The tree is also found in the Bible, in Genesis 21:33:

“Abraham planted a tamarisk tree in Beer Sheba. There he worshiped the Lord, the eternal God.”

4. Acacia Tree (Acacia spp.)

  • Key Characteristics:
    • Long tap roots that access deep water sources
    • Small, pinnate leaves to minimize water loss
    • Thorny branches for protection
    • Provides resources for both wildlife and humans

Acacia trees are a diverse genus of shrubs and trees commonly found in the Sahara Desert. They are characterized by their thorny branches and small, pinnate leaves, which reduce water loss. Acacias can vary greatly in size, from small shrubs to large trees, and are often found in wadis and other areas where water is more accessible. These trees are crucial for both local wildlife and human populations.

They provide food and habitat for numerous desert animals, including:

  • Insects
  • Birds
  • Mammals

For humans, acacia trees offer valuable resources such as wood for fuel and building materials, as well as gum arabic, which is used in food and industrial products.

3. Sahara Lovegrass (Eragrostis tremula)

  • Key Characteristics:
    • Extensive root system for moisture access
    • Ability to grow in sandy soils
    • Helps prevent desertification by stabilizing soil
    • Provides habitat and food for desert wildlife

Sahara lovegrass is a resilient grass species that plays a critical role in preventing desertification. It typically grows in sandy soils and can form dense tufts that help stabilize the sand. The grass is well adapted to the arid conditions of the Sahara, with an extensive root system that allows it to access moisture deep underground. The primary ecological role of Sahara lovegrass is soil stabilization, which helps prevent the spread of desert conditions. It reduces erosion and provides a habitat for other plant species to establish themselves.
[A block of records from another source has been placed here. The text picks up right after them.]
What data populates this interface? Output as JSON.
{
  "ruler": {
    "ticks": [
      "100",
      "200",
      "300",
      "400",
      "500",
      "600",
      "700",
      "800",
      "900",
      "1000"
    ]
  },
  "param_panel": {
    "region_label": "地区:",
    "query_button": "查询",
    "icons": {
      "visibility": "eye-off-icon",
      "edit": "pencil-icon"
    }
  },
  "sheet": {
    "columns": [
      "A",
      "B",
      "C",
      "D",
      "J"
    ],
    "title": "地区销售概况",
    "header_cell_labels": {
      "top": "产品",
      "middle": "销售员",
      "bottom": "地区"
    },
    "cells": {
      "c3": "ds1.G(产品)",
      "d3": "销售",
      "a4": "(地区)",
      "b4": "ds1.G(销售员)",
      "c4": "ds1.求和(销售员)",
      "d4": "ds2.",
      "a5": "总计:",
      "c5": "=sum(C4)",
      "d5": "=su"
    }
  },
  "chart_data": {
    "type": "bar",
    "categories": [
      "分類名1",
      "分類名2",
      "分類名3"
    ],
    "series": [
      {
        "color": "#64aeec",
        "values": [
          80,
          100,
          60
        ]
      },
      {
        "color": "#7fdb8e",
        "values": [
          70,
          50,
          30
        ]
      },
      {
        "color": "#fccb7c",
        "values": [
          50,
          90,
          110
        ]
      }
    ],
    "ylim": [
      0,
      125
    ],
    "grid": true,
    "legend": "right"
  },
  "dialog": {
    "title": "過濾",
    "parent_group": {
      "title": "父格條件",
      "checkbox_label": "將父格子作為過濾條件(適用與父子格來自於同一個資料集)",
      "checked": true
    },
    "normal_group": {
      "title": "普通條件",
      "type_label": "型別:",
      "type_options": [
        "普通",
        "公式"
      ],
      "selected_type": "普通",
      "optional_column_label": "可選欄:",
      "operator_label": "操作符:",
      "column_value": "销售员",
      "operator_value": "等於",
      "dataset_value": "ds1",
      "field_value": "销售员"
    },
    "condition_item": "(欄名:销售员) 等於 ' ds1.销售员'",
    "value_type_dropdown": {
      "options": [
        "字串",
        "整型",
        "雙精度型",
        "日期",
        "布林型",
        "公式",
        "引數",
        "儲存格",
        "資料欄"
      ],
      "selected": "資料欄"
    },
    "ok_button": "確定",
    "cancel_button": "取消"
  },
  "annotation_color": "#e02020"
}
It serves as a food source for herbivores, contributing to the desert food web.

2. Desert Gourd (Citrullus colocynthis)

  • Key Characteristics:
    • Extensive root system for deep water access
    • Sprawling growth pattern with vine-like stems
    • Produces small, bitter fruits used in traditional medicine
    • Utilized in sand dune stabilization and soil erosion prevention
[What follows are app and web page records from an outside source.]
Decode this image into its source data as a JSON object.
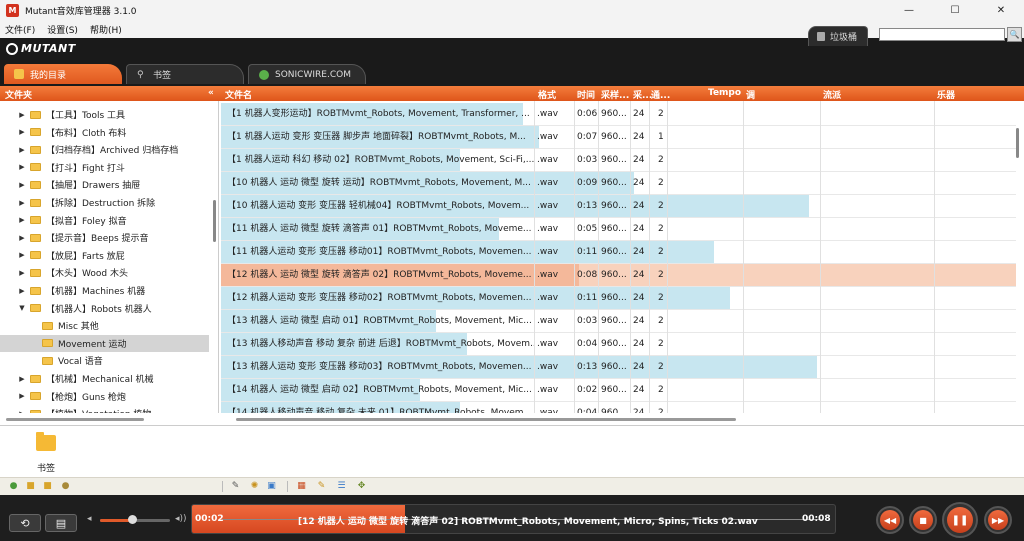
{
  "window": {
    "title": "Mutant音效库管理器 3.1.0",
    "minimize": "—",
    "maximize": "☐",
    "close": "✕"
  },
  "menu": [
    "文件(F)",
    "设置(S)",
    "帮助(H)"
  ],
  "header": {
    "logo": "MUTANT",
    "tabs": [
      {
        "label": "我的目录",
        "icon": "box-icon"
      },
      {
        "label": "书签",
        "icon": "link-icon"
      },
      {
        "label": "SONICWIRE.COM",
        "icon": "globe-icon"
      }
    ],
    "trash": "垃圾桶",
    "search_placeholder": "",
    "search_icon": "🔍"
  },
  "columns": {
    "folder": "文件夹",
    "collapse": "«",
    "name": "文件名",
    "format": "格式",
    "time": "时间",
    "samplerate": "采样...",
    "bits": "采...",
    "channels": "通...",
    "tempo": "Tempo",
    "key": "调",
    "genre": "流派",
    "instrument": "乐器"
  },
  "tree": [
    {
      "label": "【工具】Tools 工具",
      "arrow": "▶",
      "indent": 0
    },
    {
      "label": "【布料】Cloth 布料",
      "arrow": "▶",
      "indent": 0
    },
    {
      "label": "【归档存档】Archived 归档存档",
      "arrow": "▶",
      "indent": 0
    },
    {
      "label": "【打斗】Fight 打斗",
      "arrow": "▶",
      "indent": 0
    },
    {
      "label": "【抽屉】Drawers 抽屉",
      "arrow": "▶",
      "indent": 0
    },
    {
      "label": "【拆除】Destruction 拆除",
      "arrow": "▶",
      "indent": 0
    },
    {
      "label": "【拟音】Foley 拟音",
      "arrow": "▶",
      "indent": 0
    },
    {
      "label": "【提示音】Beeps 提示音",
      "arrow": "▶",
      "indent": 0
    },
    {
      "label": "【放屁】Farts 放屁",
      "arrow": "▶",
      "indent": 0
    },
    {
      "label": "【木头】Wood 木头",
      "arrow": "▶",
      "indent": 0
    },
    {
      "label": "【机器】Machines 机器",
      "arrow": "▶",
      "indent": 0
    },
    {
      "label": "【机器人】Robots 机器人",
      "arrow": "▼",
      "indent": 0
    },
    {
      "label": "Misc 其他",
      "arrow": "",
      "indent": 1
    },
    {
      "label": "Movement 运动",
      "arrow": "",
      "indent": 1,
      "selected": true
    },
    {
      "label": "Vocal 语音",
      "arrow": "",
      "indent": 1
    },
    {
      "label": "【机械】Mechanical 机械",
      "arrow": "▶",
      "indent": 0
    },
    {
      "label": "【枪炮】Guns 枪炮",
      "arrow": "▶",
      "indent": 0
    },
    {
      "label": "【植物】Vegetation 植物",
      "arrow": "▶",
      "indent": 0
    }
  ],
  "files": [
    {
      "name": "【1 机器人变形运动】ROBTMvmt_Robots, Movement, Transformer, ...",
      "format": ".wav",
      "time": "0:06",
      "sr": "960...",
      "bits": "24",
      "ch": "2",
      "level": 0.38
    },
    {
      "name": "【1 机器人运动 变形 变压器 脚步声 地面碎裂】ROBTMvmt_Robots, M...",
      "format": ".wav",
      "time": "0:07",
      "sr": "960...",
      "bits": "24",
      "ch": "1",
      "level": 0.4
    },
    {
      "name": "【1 机器人运动 科幻 移动 02】ROBTMvmt_Robots, Movement, Sci-Fi,...",
      "format": ".wav",
      "time": "0:03",
      "sr": "960...",
      "bits": "24",
      "ch": "2",
      "level": 0.3
    },
    {
      "name": "【10 机器人 运动 微型 旋转 运动】ROBTMvmt_Robots, Movement, M...",
      "format": ".wav",
      "time": "0:09",
      "sr": "960...",
      "bits": "24",
      "ch": "2",
      "level": 0.52
    },
    {
      "name": "【10 机器人运动 变形 变压器 轻机械04】ROBTMvmt_Robots, Movem...",
      "format": ".wav",
      "time": "0:13",
      "sr": "960...",
      "bits": "24",
      "ch": "2",
      "level": 0.74
    },
    {
      "name": "【11 机器人 运动 微型 旋转 滴答声 01】ROBTMvmt_Robots, Moveme...",
      "format": ".wav",
      "time": "0:05",
      "sr": "960...",
      "bits": "24",
      "ch": "2",
      "level": 0.35
    },
    {
      "name": "【11 机器人运动 变形 变压器 移动01】ROBTMvmt_Robots, Movemen...",
      "format": ".wav",
      "time": "0:11",
      "sr": "960...",
      "bits": "24",
      "ch": "2",
      "level": 0.62
    },
    {
      "name": "【12 机器人 运动 微型 旋转 滴答声 02】ROBTMvmt_Robots, Moveme...",
      "format": ".wav",
      "time": "0:08",
      "sr": "960...",
      "bits": "24",
      "ch": "2",
      "level": 0.45,
      "highlight": true
    },
    {
      "name": "【12 机器人运动 变形 变压器 移动02】ROBTMvmt_Robots, Movemen...",
      "format": ".wav",
      "time": "0:11",
      "sr": "960...",
      "bits": "24",
      "ch": "2",
      "level": 0.64
    },
    {
      "name": "【13 机器人 运动 微型 启动 01】ROBTMvmt_Robots, Movement, Mic...",
      "format": ".wav",
      "time": "0:03",
      "sr": "960...",
      "bits": "24",
      "ch": "2",
      "level": 0.27
    },
    {
      "name": "【13 机器人移动声音 移动 复杂 前进 后退】ROBTMvmt_Robots, Movem...",
      "format": ".wav",
      "time": "0:04",
      "sr": "960...",
      "bits": "24",
      "ch": "2",
      "level": 0.31
    },
    {
      "name": "【13 机器人运动 变形 变压器 移动03】ROBTMvmt_Robots, Movemen...",
      "format": ".wav",
      "time": "0:13",
      "sr": "960...",
      "bits": "24",
      "ch": "2",
      "level": 0.75
    },
    {
      "name": "【14 机器人 运动 微型 启动 02】ROBTMvmt_Robots, Movement, Mic...",
      "format": ".wav",
      "time": "0:02",
      "sr": "960...",
      "bits": "24",
      "ch": "2",
      "level": 0.25
    },
    {
      "name": "【14 机器人移动声音 移动 复杂 未来 01】ROBTMvmt_Robots, Movem...",
      "format": ".wav",
      "time": "0:04",
      "sr": "960...",
      "bits": "24",
      "ch": "2",
      "level": 0.3
    }
  ],
  "bookmarks": {
    "label": "书签"
  },
  "player": {
    "time_elapsed": "00:02",
    "time_total": "00:08",
    "now_playing": "[12 机器人 运动 微型 旋转 滴答声 02] ROBTMvmt_Robots, Movement, Micro, Spins, Ticks 02.wav",
    "progress": 0.33,
    "volume": 0.45,
    "loop_icon": "⟲",
    "list_icon": "▤",
    "prev_icon": "◀◀",
    "stop_icon": "■",
    "pause_icon": "❚❚",
    "next_icon": "▶▶"
  }
}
Desert gourd has edible seeds, located inside the ripe. The only thing that needs to be done is the extraction of a very bitter pulp. The desert gourd is a hardy plant found throughout the Sahara. It has a sprawling growth pattern, with vines that can spread across the ground.

The plant produces small, hard fruits that are used in traditional medicine despite their bitter taste. Desert gourds are known for their ability to survive long periods of drought, relying on their extensive root system to access deep water sources. This plant has various uses beyond traditional medicine. It is often used to stabilize sand dunes and prevent soil erosion. Its resilience and adaptability make it a valuable species in efforts to combat desertification and restore degraded land.
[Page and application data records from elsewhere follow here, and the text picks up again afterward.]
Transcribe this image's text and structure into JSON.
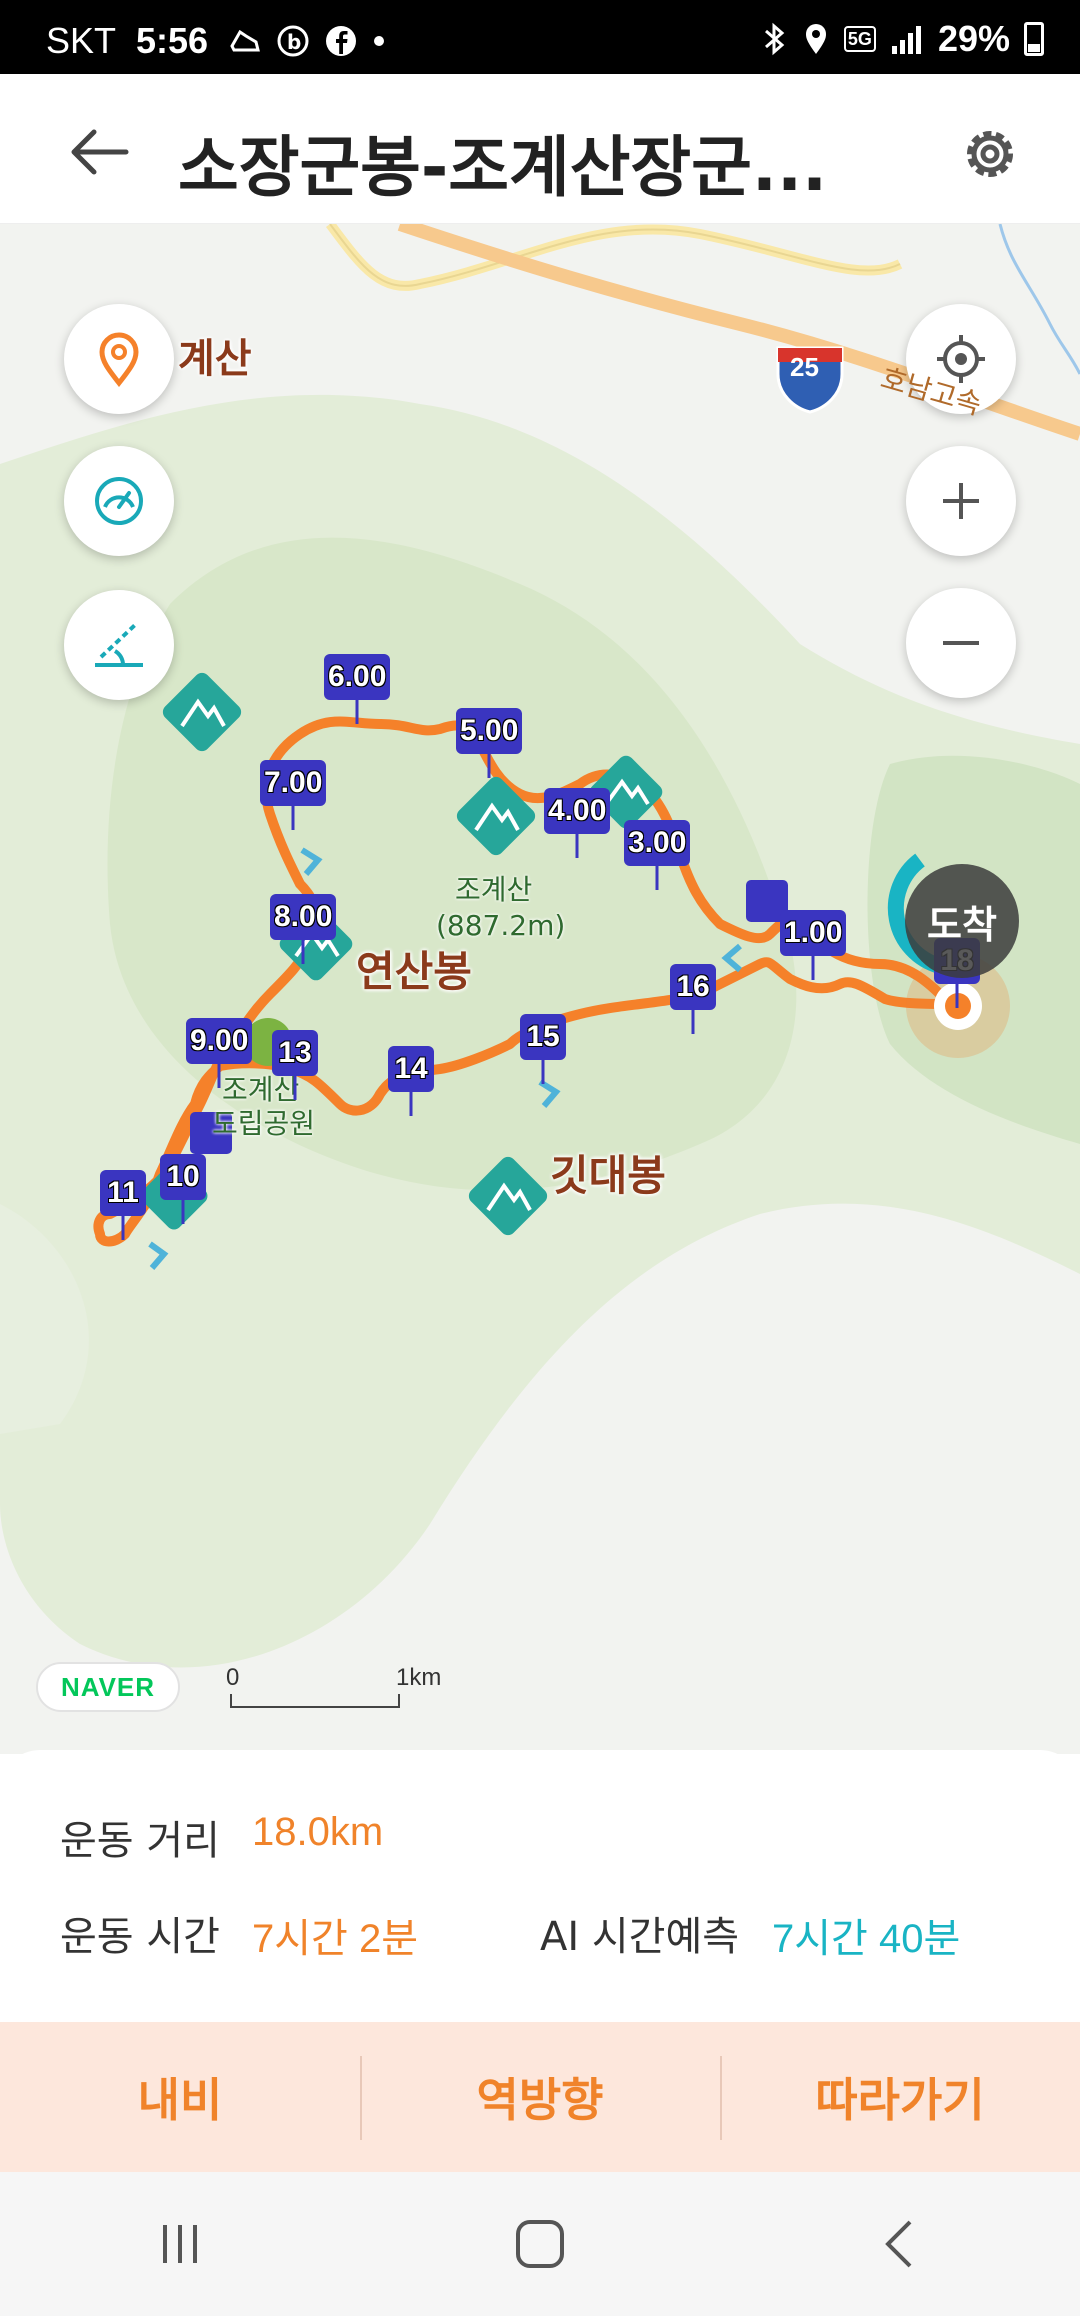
{
  "status_bar": {
    "carrier": "SKT",
    "time": "5:56",
    "network": "5G",
    "battery": "29%"
  },
  "header": {
    "title": "소장군봉-조계산장군..."
  },
  "map": {
    "labels": {
      "top_left_place": "계산",
      "highway_number": "25",
      "highway_name": "호남고속",
      "peak_main": "조계산",
      "peak_main_elevation": "(887.2m)",
      "peak_yeonsan": "연산봉",
      "peak_gitdae": "깃대봉",
      "park_name_line1": "조계산",
      "park_name_line2": "도립공원"
    },
    "km_markers": [
      "1.00",
      "3.00",
      "4.00",
      "5.00",
      "6.00",
      "7.00",
      "8.00",
      "9.00",
      "10",
      "11",
      "13",
      "14",
      "15",
      "16",
      "18"
    ],
    "arrival_badge": "도착",
    "brand": "NAVER",
    "scale": {
      "start": "0",
      "end": "1km"
    }
  },
  "stats": {
    "distance_label": "운동 거리",
    "distance_value": "18.0km",
    "time_label": "운동 시간",
    "time_value": "7시간 2분",
    "ai_label": "AI 시간예측",
    "ai_value": "7시간 40분"
  },
  "actions": {
    "nav": "내비",
    "reverse": "역방향",
    "follow": "따라가기"
  },
  "colors": {
    "route": "#f5812a",
    "accent_orange": "#f0832a",
    "ai_teal": "#19b4c4",
    "marker_blue": "#3a35c0",
    "action_bar_bg": "#fde7dc"
  }
}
1. Succulent Euphorbia (Euphorbia spp.)

  • Key Characteristics:
    • Water-storing tissues in thick, fleshy stems
    • Toxic sap to deter herbivores
    • Unique and varied appearance
    • Contributes to soil stabilization and supports other plants

Succulent Euphorbias are distinctive plants that thrive in the harsh conditions of the Sahara Desert.

They are known for their unique appearance, with thick, fleshy stems that store water. These plants can range in size from small, ground-hugging species to larger shrubs.

Euphorbias often have toxic sap, which deters herbivores from feeding on them.

In the desert ecosystem, Euphorbias play a vital role by providing a reliable source of moisture and nutrients for various animals.

Their water-storing tissues make them particularly well-suited to survive long periods without rainfall.

Their presence can help stabilize the soil and support other plant species.

The Bottom Line

These detailed descriptions provide insight into the remarkable adaptations that allow these plants to thrive in the extreme environment of the Sahara Desert.

Each species contributes uniquely to the ecosystem, showcasing the resilience and diversity of desert flora.